Saturday, April 15, 2017
City Code Enforcers: Mobile Home Park Not Zoned For RV Owners Basing Their Vehicles On Premises, Giving Dozens 24-Hour Heads Up To Leave
In Austin, Texas, KXAN-TV reports:
Tenants in a North Austin RV park reached out to KXAN saying the community of dozens was given just 24 hours to get out.
“I don’t really know what any of these people are going to do. They’re already one step away from being homeless as it is,” tenant Scott Taylor said, who was homeless himself for 10 years and now mows lawns. “I came here because Texas has the best job market in the entire country and I’m trying to get off the streets and do something with my life.”
Taylor says he found out Wednesday [March 22] that he, and everyone else living at “Rubio’s” RV park, had 24 hours to leave.
Property manager Jaime Paxton told KXAN they did not know RVs were not allowed on the property. She and partner Kenneth Rubio, who also lives on site, were just trying to help people out, including veterans and struggling musicians.
“Originally he had it for venues and for flea markets and stuff like that, and then he decided he was going to try to help some people that were coming to Austin that couldn’t get into apartments, that were having financial issues,” Paxton said. “Everything’s just too expensive. So we’ve tried to give them a place to go where they can get their feet on the ground and get going.”
Austin Code says it sent a notice of violation for the RV use to the property owner back on February 13. The department reports there have been previous complaints for dumping and “unsightly” material.
Renters are forced to move regularly in Austin, mainly because of growth and redevelopment. In September, the city council took steps to make sure tenants had more notice if they were being forced to move for redevelopment. The new rules require owners to give renters four months notice. Before, owners only had to have a month’s heads up if an apartment was being torn down. Those living in mobile homes are supposed to be notified nine months before having to move out.
The Austin Tenants’ Council explained to KXAN that the state recently limited the property code to people living in mobile homes. Meaning those who live in an RV are no longer defined as tenants, so they don’t have the same rights.
“We’re saying the lowest income bracket areas, the people who can’t afford anything better than somewhere to park an RV, are basically being told that they don’t have any rights,” Taylor said.
Paxton says the city told her, “Because it is an RV, it can be hooked up and taken off of the property. All of the hookups are on the outside as far as the water and the electricity and all that. In a trailer park, where you have hookups inside the building, you have to give 30 days.” The RVs are not hooked up to sewer lines and the tenants rely on porta-potties.
Taylor says the answer, sounds more simple than it is. “You can’t just go park an RV on the side of the street. There’s laws against that.”

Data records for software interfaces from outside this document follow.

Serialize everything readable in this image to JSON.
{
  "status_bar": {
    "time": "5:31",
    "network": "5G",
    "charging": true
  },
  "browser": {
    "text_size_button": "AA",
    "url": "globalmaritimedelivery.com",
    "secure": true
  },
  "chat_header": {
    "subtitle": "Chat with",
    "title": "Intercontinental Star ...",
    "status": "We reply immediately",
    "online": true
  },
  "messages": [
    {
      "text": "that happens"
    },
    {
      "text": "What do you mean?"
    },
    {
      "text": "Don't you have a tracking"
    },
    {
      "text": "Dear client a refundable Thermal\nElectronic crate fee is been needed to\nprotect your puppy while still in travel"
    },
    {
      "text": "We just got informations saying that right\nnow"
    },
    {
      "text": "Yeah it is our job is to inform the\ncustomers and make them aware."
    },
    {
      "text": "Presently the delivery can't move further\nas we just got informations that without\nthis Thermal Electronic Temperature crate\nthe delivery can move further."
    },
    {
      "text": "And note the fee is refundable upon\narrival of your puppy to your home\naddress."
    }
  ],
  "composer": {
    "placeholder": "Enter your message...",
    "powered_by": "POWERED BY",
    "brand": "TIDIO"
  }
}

CBC News: Betrayal of Trust (A CBC investigation reveals how lawyers across Canada have misappropriated and mishandled clients money, to the tune of tens of millions of dollars, or sometimes even charging vulnerable people top dollar for shoddy services)
The information, reporting, and commentary contained in The Home Equity Theft Reporter are intended solely to provide general information on The Home Equity Theft issues occurring throughout the United States and are based on information sources deemed reliable by The Home Equity Theft Reporter.
This weblog is not intended, nor should it be regarded by the reader, as a solicitation for business. The posts on this site are presented as general research, information and personal opinion of The Home Equity Theft Reporter and are expressly not intended, shall not constitute, and should not be regarded by anyone, as legal advice.
No claims, promises or guarantees about the accuracy, completeness or adequacy of the information linked to or from this weblog are contained herein.